═════ RECORDS TO PROCESS

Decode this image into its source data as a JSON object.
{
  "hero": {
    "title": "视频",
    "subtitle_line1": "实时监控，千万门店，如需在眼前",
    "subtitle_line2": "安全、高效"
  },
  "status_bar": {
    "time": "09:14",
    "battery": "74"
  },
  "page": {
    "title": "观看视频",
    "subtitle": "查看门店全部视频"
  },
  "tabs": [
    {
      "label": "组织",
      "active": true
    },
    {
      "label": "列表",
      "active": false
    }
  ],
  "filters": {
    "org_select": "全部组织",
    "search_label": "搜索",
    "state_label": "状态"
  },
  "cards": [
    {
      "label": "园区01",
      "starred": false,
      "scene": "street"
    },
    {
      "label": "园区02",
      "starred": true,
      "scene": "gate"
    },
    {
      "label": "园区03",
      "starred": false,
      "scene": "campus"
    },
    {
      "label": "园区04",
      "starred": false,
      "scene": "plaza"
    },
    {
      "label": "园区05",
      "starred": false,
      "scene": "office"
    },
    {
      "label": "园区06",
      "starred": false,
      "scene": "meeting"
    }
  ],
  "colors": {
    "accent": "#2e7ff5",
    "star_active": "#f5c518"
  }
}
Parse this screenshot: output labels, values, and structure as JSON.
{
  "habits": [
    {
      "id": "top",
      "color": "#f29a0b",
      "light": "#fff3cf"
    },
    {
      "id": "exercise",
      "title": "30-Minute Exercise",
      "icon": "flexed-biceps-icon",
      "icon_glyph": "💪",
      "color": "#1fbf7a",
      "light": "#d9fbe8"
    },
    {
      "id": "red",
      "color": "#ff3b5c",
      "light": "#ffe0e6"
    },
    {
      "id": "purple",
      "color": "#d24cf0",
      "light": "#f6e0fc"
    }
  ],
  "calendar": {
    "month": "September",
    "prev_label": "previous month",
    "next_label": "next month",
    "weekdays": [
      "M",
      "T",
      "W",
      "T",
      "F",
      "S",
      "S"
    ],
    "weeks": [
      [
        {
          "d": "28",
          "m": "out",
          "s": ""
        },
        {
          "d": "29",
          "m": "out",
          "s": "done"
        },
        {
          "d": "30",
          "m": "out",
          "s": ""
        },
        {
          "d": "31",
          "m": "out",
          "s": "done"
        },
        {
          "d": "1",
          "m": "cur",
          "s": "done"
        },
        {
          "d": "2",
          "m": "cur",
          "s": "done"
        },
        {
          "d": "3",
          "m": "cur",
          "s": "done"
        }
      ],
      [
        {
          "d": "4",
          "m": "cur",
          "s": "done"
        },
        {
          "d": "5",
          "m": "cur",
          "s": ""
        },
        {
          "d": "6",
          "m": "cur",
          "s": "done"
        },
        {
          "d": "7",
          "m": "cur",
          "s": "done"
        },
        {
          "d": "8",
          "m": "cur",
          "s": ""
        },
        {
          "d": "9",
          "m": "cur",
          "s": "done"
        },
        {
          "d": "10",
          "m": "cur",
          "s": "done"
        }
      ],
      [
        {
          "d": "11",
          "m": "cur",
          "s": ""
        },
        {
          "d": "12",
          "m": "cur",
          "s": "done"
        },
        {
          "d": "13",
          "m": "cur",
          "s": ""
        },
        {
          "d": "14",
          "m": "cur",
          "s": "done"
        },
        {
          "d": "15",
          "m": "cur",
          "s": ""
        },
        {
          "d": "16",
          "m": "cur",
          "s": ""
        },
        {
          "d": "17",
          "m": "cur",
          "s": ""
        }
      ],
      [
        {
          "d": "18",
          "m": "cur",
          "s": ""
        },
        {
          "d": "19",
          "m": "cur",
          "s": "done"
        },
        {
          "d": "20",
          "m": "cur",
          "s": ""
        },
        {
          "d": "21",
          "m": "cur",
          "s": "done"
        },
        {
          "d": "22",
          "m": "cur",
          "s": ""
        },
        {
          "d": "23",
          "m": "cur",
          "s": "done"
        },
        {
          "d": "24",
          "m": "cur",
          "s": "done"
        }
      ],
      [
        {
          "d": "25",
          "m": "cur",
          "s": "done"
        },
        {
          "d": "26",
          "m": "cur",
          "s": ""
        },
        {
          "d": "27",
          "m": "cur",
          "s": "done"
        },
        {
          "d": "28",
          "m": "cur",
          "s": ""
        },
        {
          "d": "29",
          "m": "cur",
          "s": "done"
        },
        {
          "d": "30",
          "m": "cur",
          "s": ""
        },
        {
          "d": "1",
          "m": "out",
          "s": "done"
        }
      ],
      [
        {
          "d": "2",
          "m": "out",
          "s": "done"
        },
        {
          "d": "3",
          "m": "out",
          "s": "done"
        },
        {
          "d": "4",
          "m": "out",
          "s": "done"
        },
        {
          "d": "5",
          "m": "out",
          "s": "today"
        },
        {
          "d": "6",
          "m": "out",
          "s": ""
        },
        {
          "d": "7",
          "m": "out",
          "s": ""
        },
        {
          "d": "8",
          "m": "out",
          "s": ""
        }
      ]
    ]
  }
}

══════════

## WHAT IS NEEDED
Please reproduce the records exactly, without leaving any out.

## EXERCISE OUTPUT
Decode this image into its source data as a JSON object.
{
  "hero": {
    "title": "视频",
    "subtitle_line1": "实时监控，千万门店，如需在眼前",
    "subtitle_line2": "安全、高效"
  },
  "status_bar": {
    "time": "09:14",
    "battery": "74"
  },
  "page": {
    "title": "观看视频",
    "subtitle": "查看门店全部视频"
  },
  "tabs": [
    {
      "label": "组织",
      "active": true
    },
    {
      "label": "列表",
      "active": false
    }
  ],
  "filters": {
    "org_select": "全部组织",
    "search_label": "搜索",
    "state_label": "状态"
  },
  "cards": [
    {
      "label": "园区01",
      "starred": false,
      "scene": "street"
    },
    {
      "label": "园区02",
      "starred": true,
      "scene": "gate"
    },
    {
      "label": "园区03",
      "starred": false,
      "scene": "campus"
    },
    {
      "label": "园区04",
      "starred": false,
      "scene": "plaza"
    },
    {
      "label": "园区05",
      "starred": false,
      "scene": "office"
    },
    {
      "label": "园区06",
      "starred": false,
      "scene": "meeting"
    }
  ],
  "colors": {
    "accent": "#2e7ff5",
    "star_active": "#f5c518"
  }
}
Parse this screenshot: output labels, values, and structure as JSON.
{
  "habits": [
    {
      "id": "top",
      "color": "#f29a0b",
      "light": "#fff3cf"
    },
    {
      "id": "exercise",
      "title": "30-Minute Exercise",
      "icon": "flexed-biceps-icon",
      "icon_glyph": "💪",
      "color": "#1fbf7a",
      "light": "#d9fbe8"
    },
    {
      "id": "red",
      "color": "#ff3b5c",
      "light": "#ffe0e6"
    },
    {
      "id": "purple",
      "color": "#d24cf0",
      "light": "#f6e0fc"
    }
  ],
  "calendar": {
    "month": "September",
    "prev_label": "previous month",
    "next_label": "next month",
    "weekdays": [
      "M",
      "T",
      "W",
      "T",
      "F",
      "S",
      "S"
    ],
    "weeks": [
      [
        {
          "d": "28",
          "m": "out",
          "s": ""
        },
        {
          "d": "29",
          "m": "out",
          "s": "done"
        },
        {
          "d": "30",
          "m": "out",
          "s": ""
        },
        {
          "d": "31",
          "m": "out",
          "s": "done"
        },
        {
          "d": "1",
          "m": "cur",
          "s": "done"
        },
        {
          "d": "2",
          "m": "cur",
          "s": "done"
        },
        {
          "d": "3",
          "m": "cur",
          "s": "done"
        }
      ],
      [
        {
          "d": "4",
          "m": "cur",
          "s": "done"
        },
        {
          "d": "5",
          "m": "cur",
          "s": ""
        },
        {
          "d": "6",
          "m": "cur",
          "s": "done"
        },
        {
          "d": "7",
          "m": "cur",
          "s": "done"
        },
        {
          "d": "8",
          "m": "cur",
          "s": ""
        },
        {
          "d": "9",
          "m": "cur",
          "s": "done"
        },
        {
          "d": "10",
          "m": "cur",
          "s": "done"
        }
      ],
      [
        {
          "d": "11",
          "m": "cur",
          "s": ""
        },
        {
          "d": "12",
          "m": "cur",
          "s": "done"
        },
        {
          "d": "13",
          "m": "cur",
          "s": ""
        },
        {
          "d": "14",
          "m": "cur",
          "s": "done"
        },
        {
          "d": "15",
          "m": "cur",
          "s": ""
        },
        {
          "d": "16",
          "m": "cur",
          "s": ""
        },
        {
          "d": "17",
          "m": "cur",
          "s": ""
        }
      ],
      [
        {
          "d": "18",
          "m": "cur",
          "s": ""
        },
        {
          "d": "19",
          "m": "cur",
          "s": "done"
        },
        {
          "d": "20",
          "m": "cur",
          "s": ""
        },
        {
          "d": "21",
          "m": "cur",
          "s": "done"
        },
        {
          "d": "22",
          "m": "cur",
          "s": ""
        },
        {
          "d": "23",
          "m": "cur",
          "s": "done"
        },
        {
          "d": "24",
          "m": "cur",
          "s": "done"
        }
      ],
      [
        {
          "d": "25",
          "m": "cur",
          "s": "done"
        },
        {
          "d": "26",
          "m": "cur",
          "s": ""
        },
        {
          "d": "27",
          "m": "cur",
          "s": "done"
        },
        {
          "d": "28",
          "m": "cur",
          "s": ""
        },
        {
          "d": "29",
          "m": "cur",
          "s": "done"
        },
        {
          "d": "30",
          "m": "cur",
          "s": ""
        },
        {
          "d": "1",
          "m": "out",
          "s": "done"
        }
      ],
      [
        {
          "d": "2",
          "m": "out",
          "s": "done"
        },
        {
          "d": "3",
          "m": "out",
          "s": "done"
        },
        {
          "d": "4",
          "m": "out",
          "s": "done"
        },
        {
          "d": "5",
          "m": "out",
          "s": "today"
        },
        {
          "d": "6",
          "m": "out",
          "s": ""
        },
        {
          "d": "7",
          "m": "out",
          "s": ""
        },
        {
          "d": "8",
          "m": "out",
          "s": ""
        }
      ]
    ]
  }
}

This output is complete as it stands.